Gus Van Harten is a law professor at York University's Osgoode Hall and a well-respected expert on trade law; he's published a damning report on the Trans Pacific Partnership deal. Read the rest
Reps from Afghanistan, Bangladesh, Barbados, Bhutan, Costa Rica, Ethiopia, Ghana, Kenya, Kiribati, Madagascar, Maldives, Nepal, Philippines, Rwanda, Saint Lucia, Tanzania, Timor-Leste, Tuvalu, Vanuatu and Vietnam just gathered in Peru to announce the formation of the "Vulnerable 20" group, a coalition of 20 nations threatened by climate change. Read the rest
Greenpeace has handed newspapers 240 pages of current negotiating documents from the Transatlantic Trade and Investment Partnership (TTIP), a secretly conducted trade deal between the USA and the EU, which has run in parallel with the notorious Trans Pacific Partnership (TPP). Read the rest
In Winners and Losers in the Global Economy, a new Caribou Digital report funded by Mozilla, surveys the top apps from 37 countries and analyzes where they come from and how the revenue from them flows around the world. Read the rest
As the UK government passes increasingly far-reaching surveillance laws that bind companies to capture, store and share data on their customers' activities, US tech giants like Facebook and Google are caught in a dilemma: much of what the UK government demands of them, the US government prohibits. Read the rest
It's not just dissident Hong Kong booksellers who're being snatched -- China's snatch-squads have kidnapped expatriate dissidents (including those with foreign passports) from Sweden, Burma and Thailand. Read the rest
Historically, US companies have been able to get around the (relatively stringent) European data-protection rules thanks to a "Safe Harbor" agreement between the US and the EU -- but Max Schrems, an Austrian privacy activist, has successfully argued that the NSA's mass surveillance programs violate European law and invalidates the Safe Harbor. Read the rest
The Treaty on the Right to Privacy, Protection Against

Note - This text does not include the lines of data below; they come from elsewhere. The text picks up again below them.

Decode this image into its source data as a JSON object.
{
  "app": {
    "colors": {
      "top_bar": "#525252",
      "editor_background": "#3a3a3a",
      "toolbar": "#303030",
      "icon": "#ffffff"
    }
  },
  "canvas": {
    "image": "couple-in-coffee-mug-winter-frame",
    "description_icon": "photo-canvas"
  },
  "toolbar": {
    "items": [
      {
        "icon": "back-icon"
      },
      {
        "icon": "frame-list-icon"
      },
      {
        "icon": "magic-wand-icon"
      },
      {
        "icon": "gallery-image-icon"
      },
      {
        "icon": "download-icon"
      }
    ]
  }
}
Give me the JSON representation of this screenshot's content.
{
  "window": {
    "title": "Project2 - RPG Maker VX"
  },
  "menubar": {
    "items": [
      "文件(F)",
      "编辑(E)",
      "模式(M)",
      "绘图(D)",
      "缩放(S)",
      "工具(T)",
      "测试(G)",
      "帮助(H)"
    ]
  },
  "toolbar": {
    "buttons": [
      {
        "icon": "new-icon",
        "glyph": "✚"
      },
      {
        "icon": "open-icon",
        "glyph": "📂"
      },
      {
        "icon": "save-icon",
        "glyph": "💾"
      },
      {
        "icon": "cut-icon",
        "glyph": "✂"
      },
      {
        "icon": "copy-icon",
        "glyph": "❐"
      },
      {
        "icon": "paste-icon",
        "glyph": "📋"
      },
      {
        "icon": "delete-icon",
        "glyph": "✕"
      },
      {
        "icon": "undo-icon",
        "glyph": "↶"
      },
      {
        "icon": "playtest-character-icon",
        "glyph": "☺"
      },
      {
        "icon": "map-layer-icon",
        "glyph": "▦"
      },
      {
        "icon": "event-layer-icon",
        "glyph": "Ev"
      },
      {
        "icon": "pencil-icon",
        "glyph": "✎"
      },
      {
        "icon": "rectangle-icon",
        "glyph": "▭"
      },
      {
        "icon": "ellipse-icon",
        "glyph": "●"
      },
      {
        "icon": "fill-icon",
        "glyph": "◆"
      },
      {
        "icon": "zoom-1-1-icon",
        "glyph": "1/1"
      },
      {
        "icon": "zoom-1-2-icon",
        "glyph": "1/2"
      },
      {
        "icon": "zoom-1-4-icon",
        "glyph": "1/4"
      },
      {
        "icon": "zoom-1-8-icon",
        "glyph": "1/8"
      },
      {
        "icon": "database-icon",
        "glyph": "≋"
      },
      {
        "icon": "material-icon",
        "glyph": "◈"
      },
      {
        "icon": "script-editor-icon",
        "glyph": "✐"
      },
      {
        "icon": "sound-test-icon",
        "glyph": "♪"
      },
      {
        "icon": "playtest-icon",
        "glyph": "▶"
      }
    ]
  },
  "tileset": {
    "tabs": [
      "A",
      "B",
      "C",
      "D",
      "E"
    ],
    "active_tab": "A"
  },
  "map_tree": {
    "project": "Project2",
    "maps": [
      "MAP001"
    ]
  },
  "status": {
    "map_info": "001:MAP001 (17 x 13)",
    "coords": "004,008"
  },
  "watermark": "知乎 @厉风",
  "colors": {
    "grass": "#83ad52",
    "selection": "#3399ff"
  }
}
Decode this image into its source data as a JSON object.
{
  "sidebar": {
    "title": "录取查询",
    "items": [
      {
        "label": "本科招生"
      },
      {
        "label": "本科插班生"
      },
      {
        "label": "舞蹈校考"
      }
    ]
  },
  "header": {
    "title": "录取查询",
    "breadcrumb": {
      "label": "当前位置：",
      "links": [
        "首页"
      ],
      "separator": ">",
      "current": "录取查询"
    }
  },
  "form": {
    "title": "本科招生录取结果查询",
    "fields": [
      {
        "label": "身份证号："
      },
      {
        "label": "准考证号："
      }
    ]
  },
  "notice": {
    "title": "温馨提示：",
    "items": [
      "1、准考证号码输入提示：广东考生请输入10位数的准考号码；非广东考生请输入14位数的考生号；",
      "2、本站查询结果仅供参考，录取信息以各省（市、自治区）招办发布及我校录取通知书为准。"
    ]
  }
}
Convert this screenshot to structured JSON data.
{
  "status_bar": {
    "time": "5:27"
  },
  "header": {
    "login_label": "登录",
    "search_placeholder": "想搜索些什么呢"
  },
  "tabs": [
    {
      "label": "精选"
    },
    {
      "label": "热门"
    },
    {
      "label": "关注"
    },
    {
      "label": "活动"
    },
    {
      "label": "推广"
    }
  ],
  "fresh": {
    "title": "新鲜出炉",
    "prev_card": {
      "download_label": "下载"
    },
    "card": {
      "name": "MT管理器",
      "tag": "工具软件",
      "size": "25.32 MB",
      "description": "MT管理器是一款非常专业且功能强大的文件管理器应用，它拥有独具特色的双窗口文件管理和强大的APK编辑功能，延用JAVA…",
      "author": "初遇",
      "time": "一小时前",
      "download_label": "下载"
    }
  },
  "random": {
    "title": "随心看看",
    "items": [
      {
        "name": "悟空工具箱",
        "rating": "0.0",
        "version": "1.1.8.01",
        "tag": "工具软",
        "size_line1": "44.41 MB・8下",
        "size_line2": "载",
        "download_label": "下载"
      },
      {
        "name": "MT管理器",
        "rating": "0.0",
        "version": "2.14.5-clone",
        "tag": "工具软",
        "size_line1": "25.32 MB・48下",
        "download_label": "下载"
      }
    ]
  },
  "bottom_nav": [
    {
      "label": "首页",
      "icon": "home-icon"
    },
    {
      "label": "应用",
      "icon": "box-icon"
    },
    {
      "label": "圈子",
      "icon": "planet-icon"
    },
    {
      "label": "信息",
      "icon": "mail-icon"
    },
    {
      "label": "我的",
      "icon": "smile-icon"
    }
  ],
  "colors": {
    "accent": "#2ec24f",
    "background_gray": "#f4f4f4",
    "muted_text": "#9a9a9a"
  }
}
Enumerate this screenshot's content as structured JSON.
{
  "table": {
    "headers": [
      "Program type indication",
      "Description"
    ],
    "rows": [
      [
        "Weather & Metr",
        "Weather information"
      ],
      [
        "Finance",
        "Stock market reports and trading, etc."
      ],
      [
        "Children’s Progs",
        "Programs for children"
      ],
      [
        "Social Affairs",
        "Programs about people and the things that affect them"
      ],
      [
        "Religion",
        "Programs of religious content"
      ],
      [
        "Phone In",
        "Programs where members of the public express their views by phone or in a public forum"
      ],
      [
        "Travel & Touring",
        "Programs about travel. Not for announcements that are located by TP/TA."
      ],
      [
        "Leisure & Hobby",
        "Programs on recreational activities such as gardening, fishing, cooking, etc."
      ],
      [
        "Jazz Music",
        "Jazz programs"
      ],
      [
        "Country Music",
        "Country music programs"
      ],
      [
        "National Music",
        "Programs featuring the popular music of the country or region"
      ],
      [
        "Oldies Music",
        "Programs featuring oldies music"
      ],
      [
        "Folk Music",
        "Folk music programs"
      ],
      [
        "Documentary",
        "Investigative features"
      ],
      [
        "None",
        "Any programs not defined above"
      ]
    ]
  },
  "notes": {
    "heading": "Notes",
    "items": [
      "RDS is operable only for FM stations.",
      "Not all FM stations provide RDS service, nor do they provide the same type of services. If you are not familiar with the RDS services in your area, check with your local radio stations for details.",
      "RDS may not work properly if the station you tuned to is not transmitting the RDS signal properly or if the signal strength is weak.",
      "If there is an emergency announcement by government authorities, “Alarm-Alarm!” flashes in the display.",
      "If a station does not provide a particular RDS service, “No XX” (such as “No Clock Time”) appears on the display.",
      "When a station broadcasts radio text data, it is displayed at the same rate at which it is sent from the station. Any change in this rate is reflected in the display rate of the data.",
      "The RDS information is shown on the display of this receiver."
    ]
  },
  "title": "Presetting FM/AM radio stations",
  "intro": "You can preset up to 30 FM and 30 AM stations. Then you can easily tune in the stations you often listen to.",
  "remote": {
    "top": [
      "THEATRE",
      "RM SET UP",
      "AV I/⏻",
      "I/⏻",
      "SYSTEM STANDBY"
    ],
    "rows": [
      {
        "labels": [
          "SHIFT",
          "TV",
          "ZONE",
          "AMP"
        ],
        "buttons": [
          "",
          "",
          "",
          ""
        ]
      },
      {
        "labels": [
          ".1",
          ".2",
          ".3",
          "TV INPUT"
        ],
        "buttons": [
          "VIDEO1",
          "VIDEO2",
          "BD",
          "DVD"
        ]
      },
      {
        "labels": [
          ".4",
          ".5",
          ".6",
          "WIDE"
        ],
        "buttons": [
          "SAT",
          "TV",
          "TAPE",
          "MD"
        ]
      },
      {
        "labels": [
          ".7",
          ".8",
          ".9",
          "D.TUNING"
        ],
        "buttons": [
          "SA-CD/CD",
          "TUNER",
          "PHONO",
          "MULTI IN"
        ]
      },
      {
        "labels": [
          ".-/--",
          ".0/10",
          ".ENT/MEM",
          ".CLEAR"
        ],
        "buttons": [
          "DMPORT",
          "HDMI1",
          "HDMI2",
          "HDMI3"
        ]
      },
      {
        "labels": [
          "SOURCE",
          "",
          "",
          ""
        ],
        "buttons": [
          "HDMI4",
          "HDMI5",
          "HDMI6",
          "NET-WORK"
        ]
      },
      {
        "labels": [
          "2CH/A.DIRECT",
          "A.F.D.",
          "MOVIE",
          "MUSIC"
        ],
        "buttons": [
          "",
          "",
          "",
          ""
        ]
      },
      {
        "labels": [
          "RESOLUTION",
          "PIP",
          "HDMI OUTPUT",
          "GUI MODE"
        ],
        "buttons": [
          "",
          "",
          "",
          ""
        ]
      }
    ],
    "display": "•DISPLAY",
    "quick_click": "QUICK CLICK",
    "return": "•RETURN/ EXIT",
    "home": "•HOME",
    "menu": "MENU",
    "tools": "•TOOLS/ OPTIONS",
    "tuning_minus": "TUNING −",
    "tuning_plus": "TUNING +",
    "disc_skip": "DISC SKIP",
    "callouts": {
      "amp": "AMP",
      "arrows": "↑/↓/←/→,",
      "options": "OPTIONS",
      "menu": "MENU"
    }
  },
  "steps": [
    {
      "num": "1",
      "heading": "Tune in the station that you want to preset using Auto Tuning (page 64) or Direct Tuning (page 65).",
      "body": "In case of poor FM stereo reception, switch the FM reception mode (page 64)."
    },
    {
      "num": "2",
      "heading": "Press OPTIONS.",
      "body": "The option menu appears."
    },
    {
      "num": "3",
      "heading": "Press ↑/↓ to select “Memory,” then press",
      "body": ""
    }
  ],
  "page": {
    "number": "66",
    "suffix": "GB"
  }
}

Improper Surveillance and Protection of Whistleblowers [PDF] (AKA "The Snowden Treaty") was created by David Miranda, Glenn Greenwald's partner, who was detained by UK police under terrorism legislation while transiting through London's Heathrow airport with a encrypted thumbdrive containing some of the Snowden leaks. Read the rest